(TASK OBJECTIVE):
Your output should reproduce each entry exactly, with none of its pictures.

:: GIVEN DATA ::

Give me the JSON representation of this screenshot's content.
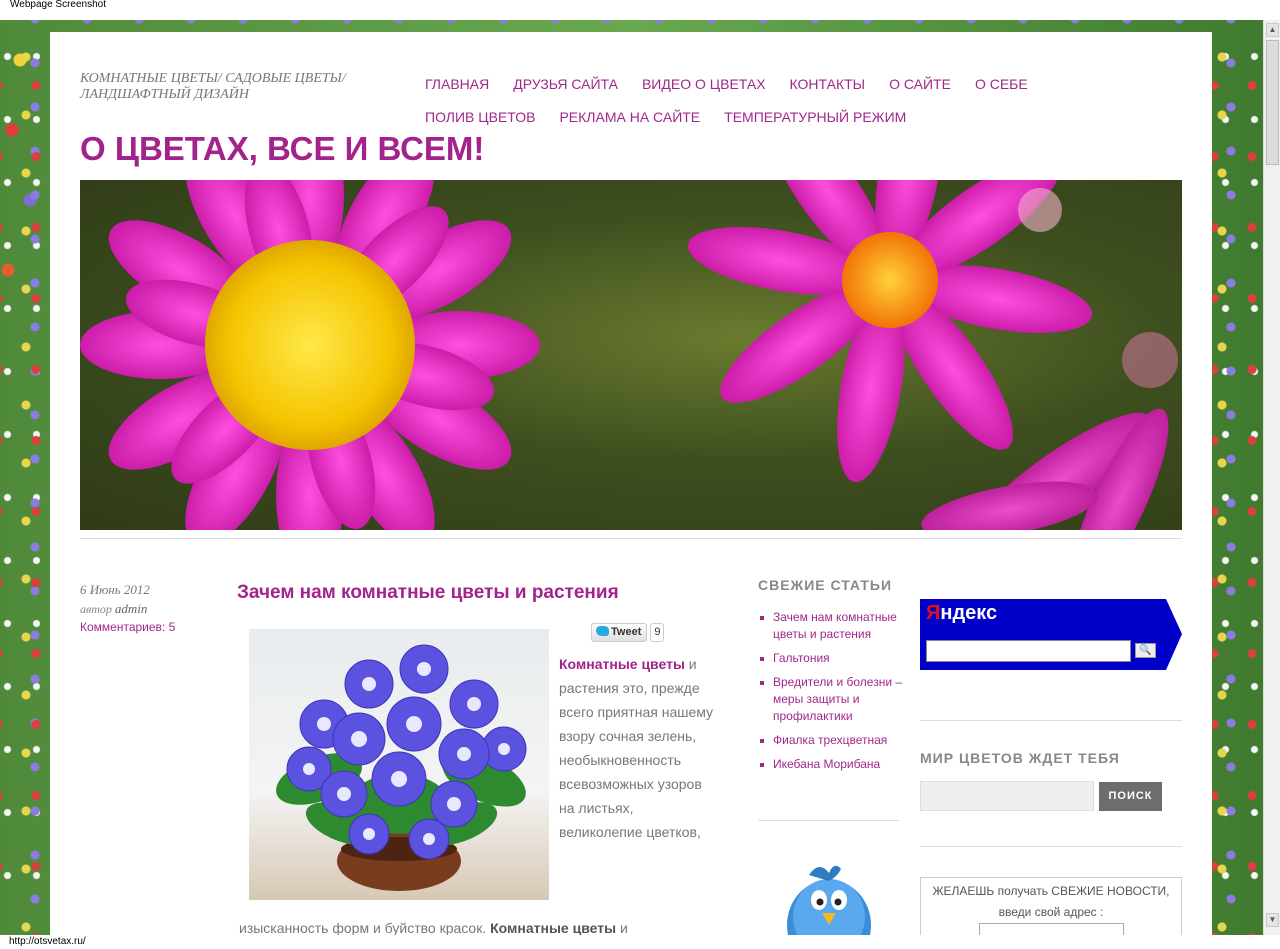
{
  "browser": {
    "window_title": "Webpage Screenshot",
    "status_url": "http://otsvetax.ru/"
  },
  "header": {
    "description": "КОМНАТНЫЕ ЦВЕТЫ/ САДОВЫЕ ЦВЕТЫ/ ЛАНДШАФТНЫЙ ДИЗАЙН",
    "site_title": "О ЦВЕТАХ, ВСЕ И ВСЕМ!",
    "nav": [
      "ГЛАВНАЯ",
      "ДРУЗЬЯ САЙТА",
      "ВИДЕО О ЦВЕТАХ",
      "КОНТАКТЫ",
      "О САЙТЕ",
      "О СЕБЕ",
      "ПОЛИВ ЦВЕТОВ",
      "РЕКЛАМА НА САЙТЕ",
      "ТЕМПЕРАТУРНЫЙ РЕЖИМ"
    ]
  },
  "post": {
    "date": "6 Июнь 2012",
    "author_prefix": "автор",
    "author": "admin",
    "comments": "Комментариев: 5",
    "title": "Зачем нам комнатные цветы и растения",
    "tweet_label": "Tweet",
    "tweet_count": "9",
    "lead_bold": "Комнатные цветы",
    "lead_text": "и растения это, прежде всего приятная нашему взору сочная зелень, необыкновенность всевозможных узоров на листьях, великолепие цветков,",
    "line2_text": "изысканность форм и буйство красок.",
    "line2_bold": "Комнатные цветы",
    "line2_tail": "и"
  },
  "sidebar": {
    "recent_title": "СВЕЖИЕ СТАТЬИ",
    "recent_items": [
      "Зачем нам комнатные цветы и растения",
      "Гальтония",
      "Вредители и болезни – меры защиты и профилактики",
      "Фиалка трехцветная",
      "Икебана Морибана"
    ],
    "yandex_logo_first": "Я",
    "yandex_logo_rest": "ндекс",
    "world_title": "МИР ЦВЕТОВ ЖДЕТ ТЕБЯ",
    "search_button": "ПОИСК",
    "subscribe_line1": "ЖЕЛАЕШЬ получать СВЕЖИЕ НОВОСТИ,",
    "subscribe_line2": "введи свой адрес :"
  },
  "colors": {
    "accent": "#a3238c",
    "link": "#a0288a",
    "yandex_blue": "#0000c8"
  }
}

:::

(YOUR SOLUTION):
Give me the JSON representation of this screenshot's content.
{
  "browser": {
    "window_title": "Webpage Screenshot",
    "status_url": "http://otsvetax.ru/"
  },
  "header": {
    "description": "КОМНАТНЫЕ ЦВЕТЫ/ САДОВЫЕ ЦВЕТЫ/ ЛАНДШАФТНЫЙ ДИЗАЙН",
    "site_title": "О ЦВЕТАХ, ВСЕ И ВСЕМ!",
    "nav": [
      "ГЛАВНАЯ",
      "ДРУЗЬЯ САЙТА",
      "ВИДЕО О ЦВЕТАХ",
      "КОНТАКТЫ",
      "О САЙТЕ",
      "О СЕБЕ",
      "ПОЛИВ ЦВЕТОВ",
      "РЕКЛАМА НА САЙТЕ",
      "ТЕМПЕРАТУРНЫЙ РЕЖИМ"
    ]
  },
  "post": {
    "date": "6 Июнь 2012",
    "author_prefix": "автор",
    "author": "admin",
    "comments": "Комментариев: 5",
    "title": "Зачем нам комнатные цветы и растения",
    "tweet_label": "Tweet",
    "tweet_count": "9",
    "lead_bold": "Комнатные цветы",
    "lead_text": "и растения это, прежде всего приятная нашему взору сочная зелень, необыкновенность всевозможных узоров на листьях, великолепие цветков,",
    "line2_text": "изысканность форм и буйство красок.",
    "line2_bold": "Комнатные цветы",
    "line2_tail": "и"
  },
  "sidebar": {
    "recent_title": "СВЕЖИЕ СТАТЬИ",
    "recent_items": [
      "Зачем нам комнатные цветы и растения",
      "Гальтония",
      "Вредители и болезни – меры защиты и профилактики",
      "Фиалка трехцветная",
      "Икебана Морибана"
    ],
    "yandex_logo_first": "Я",
    "yandex_logo_rest": "ндекс",
    "world_title": "МИР ЦВЕТОВ ЖДЕТ ТЕБЯ",
    "search_button": "ПОИСК",
    "subscribe_line1": "ЖЕЛАЕШЬ получать СВЕЖИЕ НОВОСТИ,",
    "subscribe_line2": "введи свой адрес :"
  },
  "colors": {
    "accent": "#a3238c",
    "link": "#a0288a",
    "yandex_blue": "#0000c8"
  }
}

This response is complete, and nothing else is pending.